Coyotes need to look to past to win now
The club that pushed these same Red Wings to seven games last season played at a level above this current Coyotes version, and it shows as the Desert Dogs stare down a 2-0 deficit heading into Game 3 on Monday night.
The Coyotes need to tighten up defensively, get more saves from star netminder Ilya Bryzgalov and show more team discipline in order to avoid the penalty box. A year ago, they were getting those elements on most nights.
"The identity we want is still the same," Coyotes head coach Dave Tippett said Sunday after practice. "I think it's been harder, we haven't done as good a job this year as last. Some of that is expectations have gone up, and people we are playing are treating us different than the year before. But our same mindset of how we have to play and what we have to do to be successful is a similar identity."
Generally regarded as the hardest-working team in the NHL last season, the Coyotes need to rediscover that trait this week. Captain Shane Doan has been a man on a mission in this series, leading the club with four points (2-2) and hitting every Red Wing in sight. He's providing quality shift after quality shift. But he needs help.
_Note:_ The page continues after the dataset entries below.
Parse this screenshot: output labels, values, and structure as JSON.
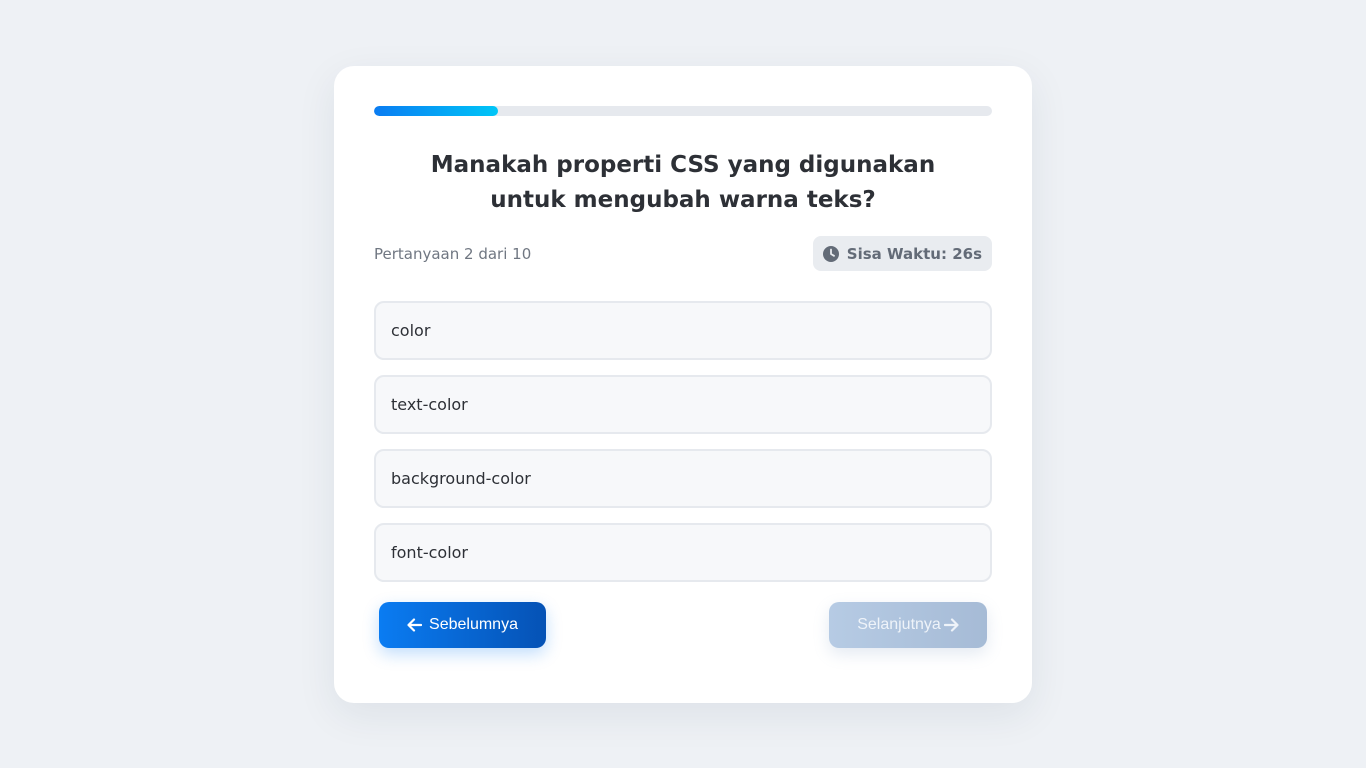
{
  "quiz": {
    "progress_fraction": 0.2,
    "question": "Manakah properti CSS yang digunakan untuk mengubah warna teks?",
    "counter": "Pertanyaan 2 dari 10",
    "timer": {
      "icon": "clock-icon",
      "label": "Sisa Waktu: 26s"
    },
    "options": [
      "color",
      "text-color",
      "background-color",
      "font-color"
    ],
    "prev_label": "Sebelumnya",
    "next_label": "Selanjutnya",
    "next_disabled": true
  },
  "colors": {
    "accent": "#0a7cf2",
    "accent_light": "#00c6f7",
    "background": "#eef1f5"
  }
}
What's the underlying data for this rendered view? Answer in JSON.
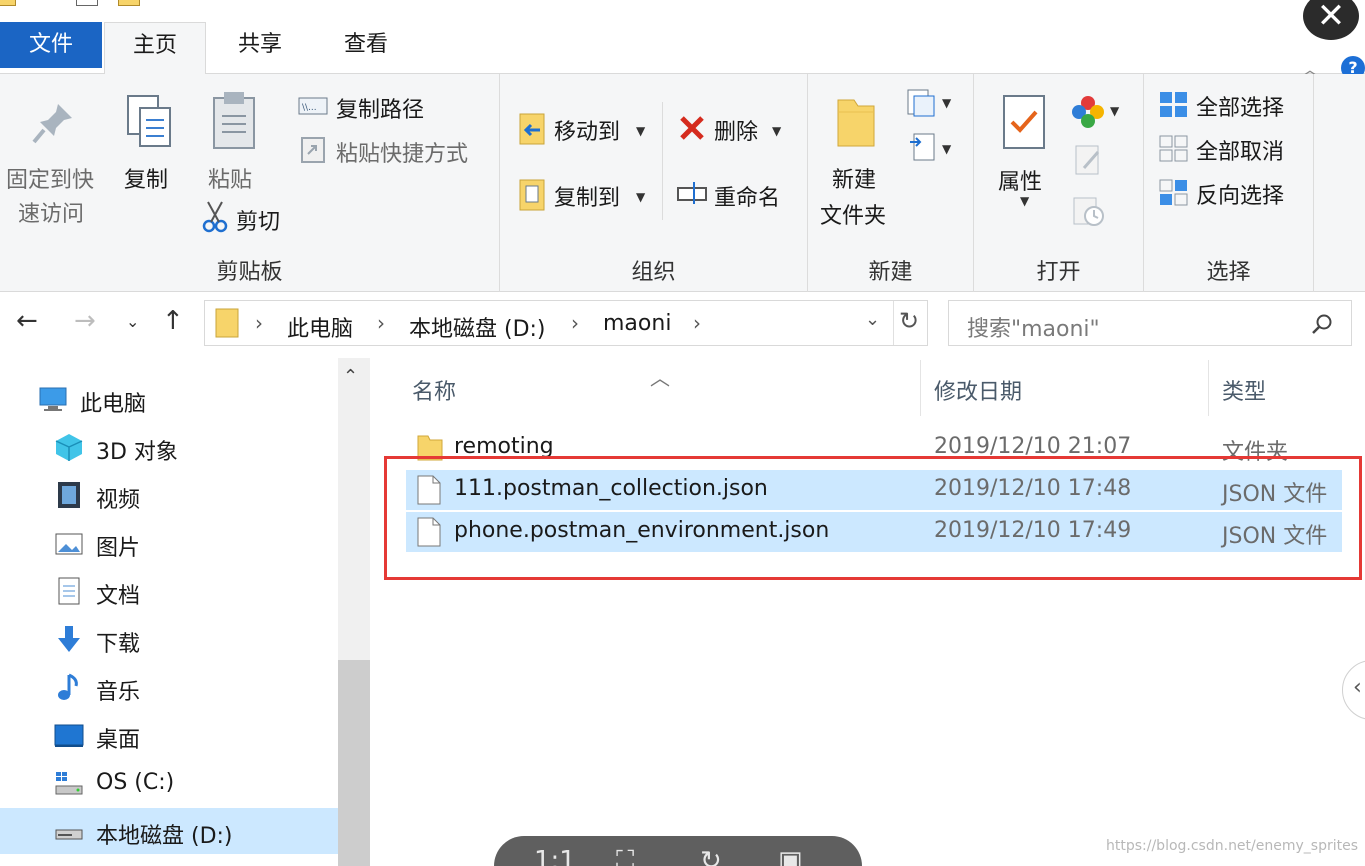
{
  "window": {
    "close_glyph": "✕",
    "help_glyph": "?"
  },
  "ribbon_tabs": [
    {
      "label": "文件"
    },
    {
      "label": "主页"
    },
    {
      "label": "共享"
    },
    {
      "label": "查看"
    }
  ],
  "ribbon": {
    "clipboard": {
      "label": "剪贴板",
      "pin_line1": "固定到快",
      "pin_line2": "速访问",
      "copy": "复制",
      "paste": "粘贴",
      "copy_path": "复制路径",
      "paste_shortcut": "粘贴快捷方式",
      "cut": "剪切"
    },
    "organize": {
      "label": "组织",
      "move_to": "移动到",
      "copy_to": "复制到",
      "delete": "删除",
      "rename": "重命名"
    },
    "new": {
      "label": "新建",
      "new_folder_line1": "新建",
      "new_folder_line2": "文件夹"
    },
    "open": {
      "label": "打开",
      "properties": "属性"
    },
    "select": {
      "label": "选择",
      "select_all": "全部选择",
      "select_none": "全部取消",
      "invert": "反向选择"
    }
  },
  "address": {
    "crumbs": [
      "此电脑",
      "本地磁盘 (D:)",
      "maoni"
    ],
    "search_placeholder": "搜索\"maoni\""
  },
  "nav_pane": {
    "items": [
      {
        "label": "此电脑",
        "icon": "computer-icon"
      },
      {
        "label": "3D 对象",
        "icon": "cube-icon"
      },
      {
        "label": "视频",
        "icon": "video-icon"
      },
      {
        "label": "图片",
        "icon": "picture-icon"
      },
      {
        "label": "文档",
        "icon": "document-icon"
      },
      {
        "label": "下载",
        "icon": "download-icon"
      },
      {
        "label": "音乐",
        "icon": "music-icon"
      },
      {
        "label": "桌面",
        "icon": "desktop-icon"
      },
      {
        "label": "OS (C:)",
        "icon": "drive-icon"
      },
      {
        "label": "本地磁盘 (D:)",
        "icon": "drive-icon"
      }
    ],
    "selected_index": 9
  },
  "file_list": {
    "columns": [
      "名称",
      "修改日期",
      "类型"
    ],
    "rows": [
      {
        "name": "remoting",
        "modified": "2019/12/10 21:07",
        "type": "文件夹",
        "icon": "folder-icon"
      },
      {
        "name": "111.postman_collection.json",
        "modified": "2019/12/10 17:48",
        "type": "JSON 文件",
        "icon": "file-icon"
      },
      {
        "name": "phone.postman_environment.json",
        "modified": "2019/12/10 17:49",
        "type": "JSON 文件",
        "icon": "file-icon"
      }
    ]
  },
  "overlay": {
    "zoom_text": "1:1"
  },
  "watermark": "https://blog.csdn.net/enemy_sprites",
  "colors": {
    "accent": "#1b65c4",
    "selection": "#cce8ff",
    "highlight_box": "#e53935",
    "folder": "#f7d46a"
  }
}
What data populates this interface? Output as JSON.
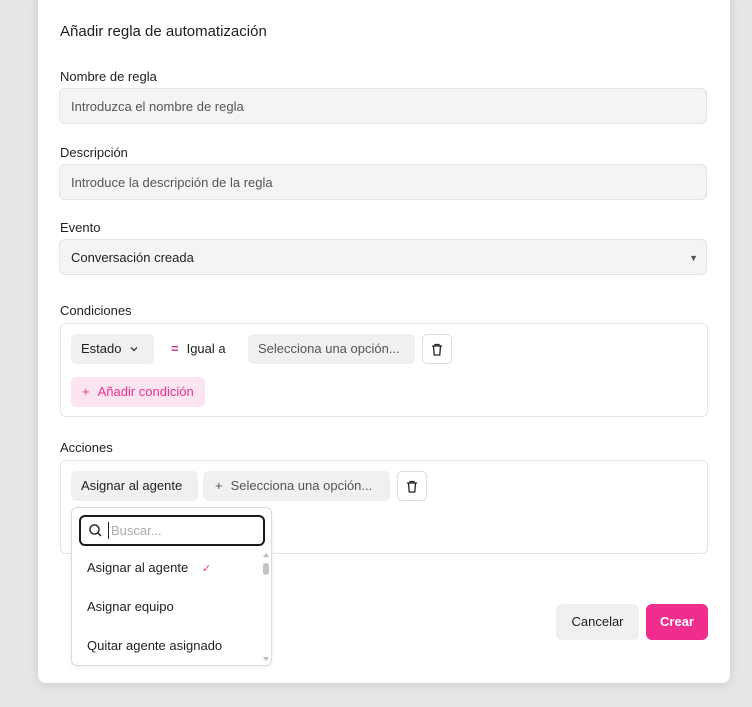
{
  "modal": {
    "title": "Añadir regla de automatización",
    "rule_name": {
      "label": "Nombre de regla",
      "placeholder": "Introduzca el nombre de regla"
    },
    "description": {
      "label": "Descripción",
      "placeholder": "Introduce la descripción de la regla"
    },
    "event": {
      "label": "Evento",
      "value": "Conversación creada"
    },
    "conditions": {
      "label": "Condiciones",
      "attribute": "Estado",
      "operator_symbol": "=",
      "operator": "Igual a",
      "value_placeholder": "Selecciona una opción...",
      "add_button": "Añadir condición",
      "add_icon": "+"
    },
    "actions": {
      "label": "Acciones",
      "action": "Asignar al agente",
      "value_placeholder": "Selecciona una opción...",
      "add_icon": "+"
    },
    "dropdown": {
      "search_placeholder": "Buscar...",
      "items": [
        {
          "label": "Asignar al agente",
          "selected": true
        },
        {
          "label": "Asignar equipo",
          "selected": false
        },
        {
          "label": "Quitar agente asignado",
          "selected": false
        }
      ],
      "check_icon": "✓"
    },
    "footer": {
      "cancel": "Cancelar",
      "create": "Crear"
    }
  },
  "colors": {
    "accent": "#f02c8c",
    "accent_soft": "#fde4f1",
    "field_bg": "#f4f4f4"
  }
}
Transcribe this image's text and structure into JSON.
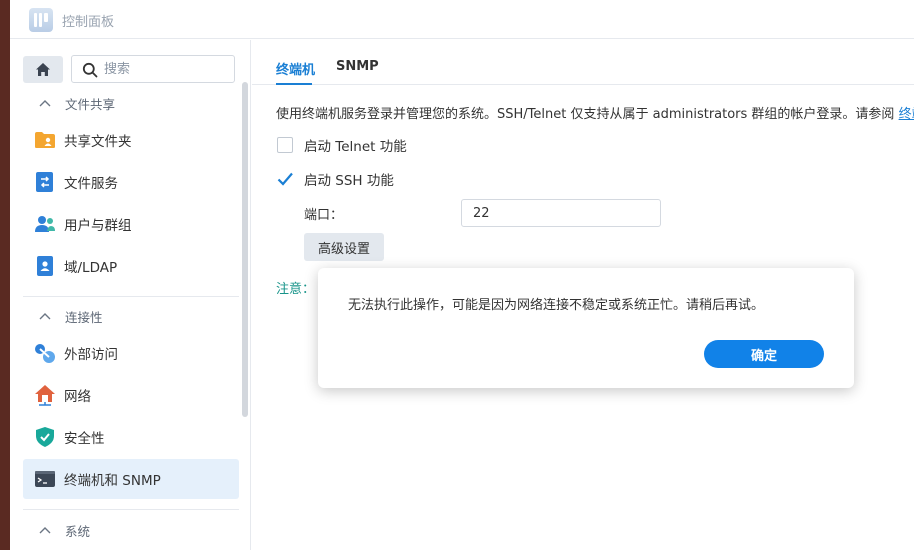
{
  "window": {
    "title": "控制面板"
  },
  "sidebar": {
    "search_placeholder": "搜索",
    "groups": [
      {
        "label": "文件共享"
      },
      {
        "label": "连接性"
      },
      {
        "label": "系统"
      }
    ],
    "items": [
      {
        "label": "共享文件夹"
      },
      {
        "label": "文件服务"
      },
      {
        "label": "用户与群组"
      },
      {
        "label": "域/LDAP"
      },
      {
        "label": "外部访问"
      },
      {
        "label": "网络"
      },
      {
        "label": "安全性"
      },
      {
        "label": "终端机和 SNMP"
      }
    ]
  },
  "main": {
    "tabs": [
      {
        "label": "终端机"
      },
      {
        "label": "SNMP"
      }
    ],
    "description": "使用终端机服务登录并管理您的系统。SSH/Telnet 仅支持从属于 administrators 群组的帐户登录。请参阅",
    "description_link": "终端",
    "telnet_label": "启动 Telnet 功能",
    "telnet_enabled": false,
    "ssh_label": "启动 SSH 功能",
    "ssh_enabled": true,
    "port_label": "端口：",
    "port_value": "22",
    "advanced_button": "高级设置",
    "note_label": "注意："
  },
  "dialog": {
    "message": "无法执行此操作，可能是因为网络连接不稳定或系统正忙。请稍后再试。",
    "ok_button": "确定"
  },
  "colors": {
    "accent": "#1a7fd4",
    "note": "#18948a",
    "active_item_bg": "#e5f0fb"
  }
}
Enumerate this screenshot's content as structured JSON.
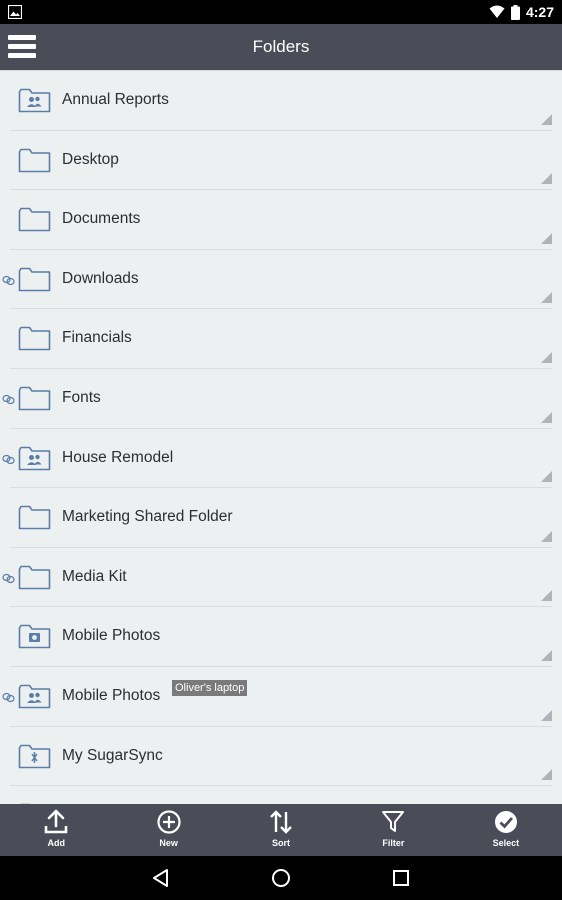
{
  "status_bar": {
    "time": "4:27",
    "icons": [
      "image-notification-icon",
      "wifi-icon",
      "battery-icon"
    ]
  },
  "app_bar": {
    "title": "Folders",
    "menu_icon": "hamburger-menu-icon"
  },
  "folders": [
    {
      "name": "Annual Reports",
      "type": "shared",
      "linked": false,
      "badge": ""
    },
    {
      "name": "Desktop",
      "type": "plain",
      "linked": false,
      "badge": ""
    },
    {
      "name": "Documents",
      "type": "plain",
      "linked": false,
      "badge": ""
    },
    {
      "name": "Downloads",
      "type": "plain",
      "linked": true,
      "badge": ""
    },
    {
      "name": "Financials",
      "type": "plain",
      "linked": false,
      "badge": ""
    },
    {
      "name": "Fonts",
      "type": "plain",
      "linked": true,
      "badge": ""
    },
    {
      "name": "House Remodel",
      "type": "shared",
      "linked": true,
      "badge": ""
    },
    {
      "name": "Marketing Shared Folder",
      "type": "plain",
      "linked": false,
      "badge": ""
    },
    {
      "name": "Media Kit",
      "type": "plain",
      "linked": true,
      "badge": ""
    },
    {
      "name": "Mobile Photos",
      "type": "camera",
      "linked": false,
      "badge": ""
    },
    {
      "name": "Mobile Photos",
      "type": "shared",
      "linked": true,
      "badge": "Oliver's laptop"
    },
    {
      "name": "My SugarSync",
      "type": "sugarsync",
      "linked": false,
      "badge": ""
    },
    {
      "name": "",
      "type": "plain",
      "linked": false,
      "badge": ""
    }
  ],
  "toolbar": {
    "add_label": "Add",
    "new_label": "New",
    "sort_label": "Sort",
    "filter_label": "Filter",
    "select_label": "Select"
  },
  "nav": {
    "icons": [
      "back-icon",
      "home-icon",
      "recents-icon"
    ]
  },
  "colors": {
    "app_bar": "#4a4d57",
    "list_background": "#ecf0f1",
    "folder_stroke": "#5a7ea8",
    "badge_background": "#7a7a7a"
  }
}
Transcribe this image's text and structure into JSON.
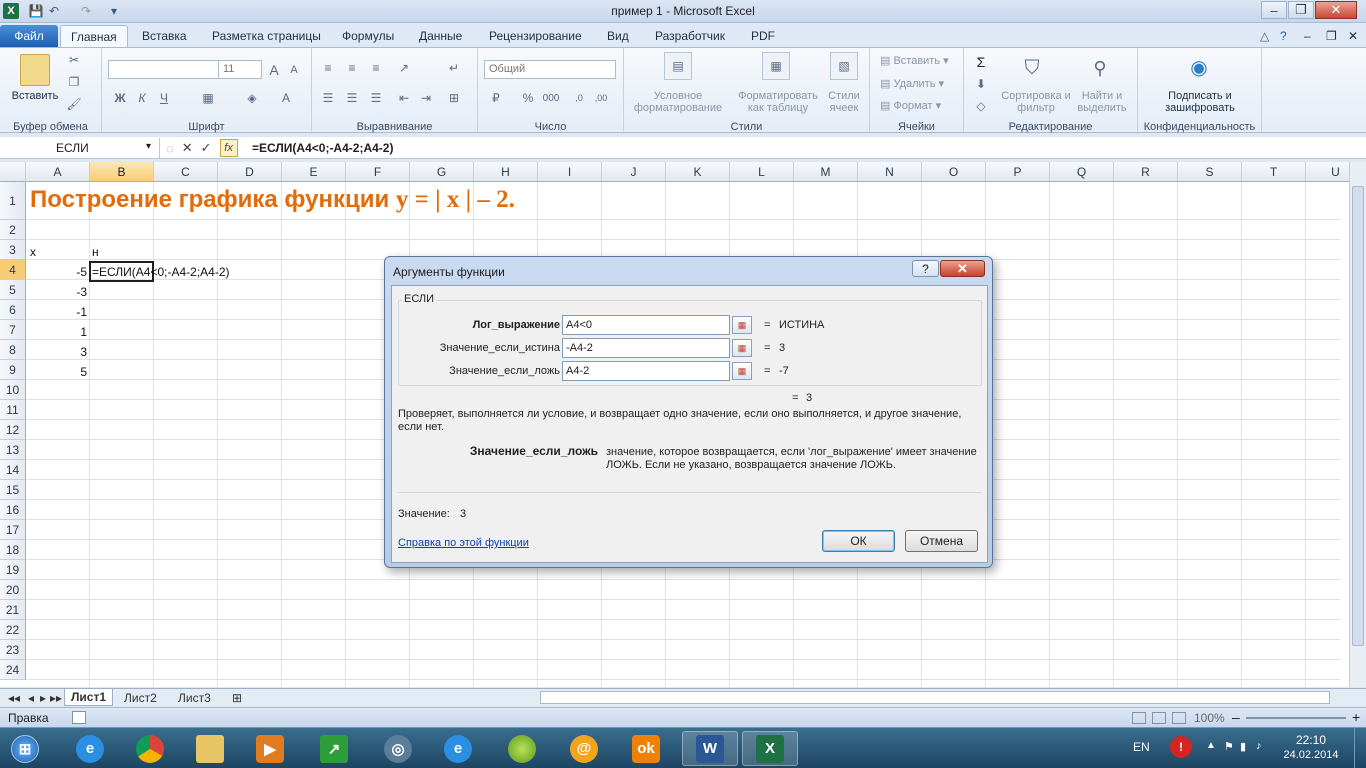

"A guy like Doaner is getting rewarded for all that work and a guy that goes out [and does] what he does," Tippett said. "A few more guys should take notice of that and say, 'Let's jump on this bandwagon.'"
Brygalov needs to be sharper. A Vezina Trophy finalist last season and deservedly so, the UFA-to-be hasn't been at his very best through two games. He's allowed eight goals in two games, and while it's true he's going to get way more work than his counterpart Jimmy Howard, Bryzgalov has to win the goalie duel for the Coyotes to have any chance.
To make matters worse, veteran blueliner Ed Jovanovski is a question mark for Game 3 with an upper body injury. It's a defensive core that's already struggling to find a matchup for Red Wings wizard Pavel Datsyuk and not having Jovanovski would be a tough blow. At least they won't have to face Henrik Zetterberg for a third straight game. The star center skated Sunday but Wings head coach Mike Babcock told ESPN.com that Zetterberg would be out again Monday night.
The Coyotes, meanwhile, face a rough road. They must win four of five against the Wings to reach the second round.
"The confidence coming home is strong," Tippett said. "We didn't get the win we wanted up there, but we're going to come home to a full building and lot of excitement. I expect us to play well."
As if the on-ice challenge wasn't daunting enough, the club is once again dealing with the off-ice distraction of the team's future. There's been a fresh batch of reports over the past week suggesting a relocation to Winnipeg is all but assured.
Sources told ESPN.com over the weekend that nothing is decided either way at this point, and the league will continue with 11th-hour efforts to try and salvage the situation in Phoenix, whether that includes prospective owner Matthew Hulsizer or other possible options. But the clock is ticking more than ever. And Winnipeg is ready and willing.
The Coyotes players have done a terrific job over the past two years of shelving the off-ice drama and focusing on the task at hand. But the latest is hard to ignore. It's mid-April and still no resolution.
"It's on everybody's mind, you're not going to lie about that," Coyotes forward Radim Vrbata told ESPN.com on Sunday. "On the other hand, there's nothing we can do about it. Especially right now we're in the playoffs, we're more focused on trying to stop Datsyuk or how to score on Howard."
Tippett shrugged Sunday when asked how much the latest relocation rumors were affecting his team.
"It's become part of the ongoing dilemma around our team after a while you don't even listen to it much anymore," Tippett said. "I found very interesting that four hours before Game 1 there's a thing [report] that we're going to Winnipeg. That's just my own intuition. You're trying to keep the team prepared, and you've got that stuff coming out. It is what it is, we deal with it and you move on."
Pierre LeBrun covers the NHL for ESPN.com.